Task statement
Find all the lines in the material below with the word "Microsoft", and copy them.

:: Data for this task

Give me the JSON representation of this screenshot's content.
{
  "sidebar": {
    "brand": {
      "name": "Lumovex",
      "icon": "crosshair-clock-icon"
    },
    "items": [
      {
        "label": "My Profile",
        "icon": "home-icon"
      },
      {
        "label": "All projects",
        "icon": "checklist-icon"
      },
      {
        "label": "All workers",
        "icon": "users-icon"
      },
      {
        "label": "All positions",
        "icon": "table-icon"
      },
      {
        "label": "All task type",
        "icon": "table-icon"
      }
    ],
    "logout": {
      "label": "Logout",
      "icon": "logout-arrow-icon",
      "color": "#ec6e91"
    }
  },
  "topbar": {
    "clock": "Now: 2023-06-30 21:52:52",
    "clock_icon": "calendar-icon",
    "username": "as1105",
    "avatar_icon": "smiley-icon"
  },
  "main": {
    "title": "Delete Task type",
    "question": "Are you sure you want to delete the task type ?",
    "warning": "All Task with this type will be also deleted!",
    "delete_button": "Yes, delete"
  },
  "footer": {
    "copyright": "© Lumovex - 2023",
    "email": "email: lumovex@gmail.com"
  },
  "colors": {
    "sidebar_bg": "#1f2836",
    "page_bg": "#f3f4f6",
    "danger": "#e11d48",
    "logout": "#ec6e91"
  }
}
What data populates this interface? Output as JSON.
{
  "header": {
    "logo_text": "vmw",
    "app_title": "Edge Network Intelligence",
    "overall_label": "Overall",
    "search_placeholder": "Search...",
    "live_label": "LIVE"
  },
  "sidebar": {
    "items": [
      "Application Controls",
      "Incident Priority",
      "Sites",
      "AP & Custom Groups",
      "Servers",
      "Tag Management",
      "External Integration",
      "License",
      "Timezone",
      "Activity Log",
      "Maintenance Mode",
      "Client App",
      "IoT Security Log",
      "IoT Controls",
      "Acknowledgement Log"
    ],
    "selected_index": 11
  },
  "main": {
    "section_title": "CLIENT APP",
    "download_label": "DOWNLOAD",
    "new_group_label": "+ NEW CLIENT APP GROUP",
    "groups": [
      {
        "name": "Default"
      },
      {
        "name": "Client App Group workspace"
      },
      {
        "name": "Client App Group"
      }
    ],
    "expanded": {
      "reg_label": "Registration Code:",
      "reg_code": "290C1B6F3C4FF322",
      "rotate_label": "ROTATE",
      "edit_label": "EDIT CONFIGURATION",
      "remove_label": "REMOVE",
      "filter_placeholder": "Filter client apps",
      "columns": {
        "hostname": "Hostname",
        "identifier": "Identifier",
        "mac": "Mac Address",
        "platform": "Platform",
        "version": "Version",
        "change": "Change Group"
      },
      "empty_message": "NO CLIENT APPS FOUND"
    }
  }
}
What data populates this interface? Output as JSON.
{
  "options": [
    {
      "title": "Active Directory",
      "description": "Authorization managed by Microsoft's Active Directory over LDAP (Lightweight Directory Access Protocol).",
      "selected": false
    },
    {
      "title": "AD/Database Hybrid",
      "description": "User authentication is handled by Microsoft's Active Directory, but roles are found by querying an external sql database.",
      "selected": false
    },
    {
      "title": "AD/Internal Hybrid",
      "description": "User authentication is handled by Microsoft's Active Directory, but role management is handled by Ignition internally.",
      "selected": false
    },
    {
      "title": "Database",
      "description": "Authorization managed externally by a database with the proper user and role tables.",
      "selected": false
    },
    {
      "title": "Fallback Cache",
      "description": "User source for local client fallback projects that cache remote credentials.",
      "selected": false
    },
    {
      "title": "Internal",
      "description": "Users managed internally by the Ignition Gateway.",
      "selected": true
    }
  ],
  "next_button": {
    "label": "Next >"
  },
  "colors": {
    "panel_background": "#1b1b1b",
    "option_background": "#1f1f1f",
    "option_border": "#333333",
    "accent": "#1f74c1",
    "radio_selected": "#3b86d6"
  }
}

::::

Solution for this problem
      "description": "Authorization managed by Microsoft's Active Directory over LDAP (Lightweight Directory Access Protocol).",
      "description": "User authentication is handled by Microsoft's Active Directory, but roles are found by querying an external sql database.",
      "description": "User authentication is handled by Microsoft's Active Directory, but role management is handled by Ignition internally.",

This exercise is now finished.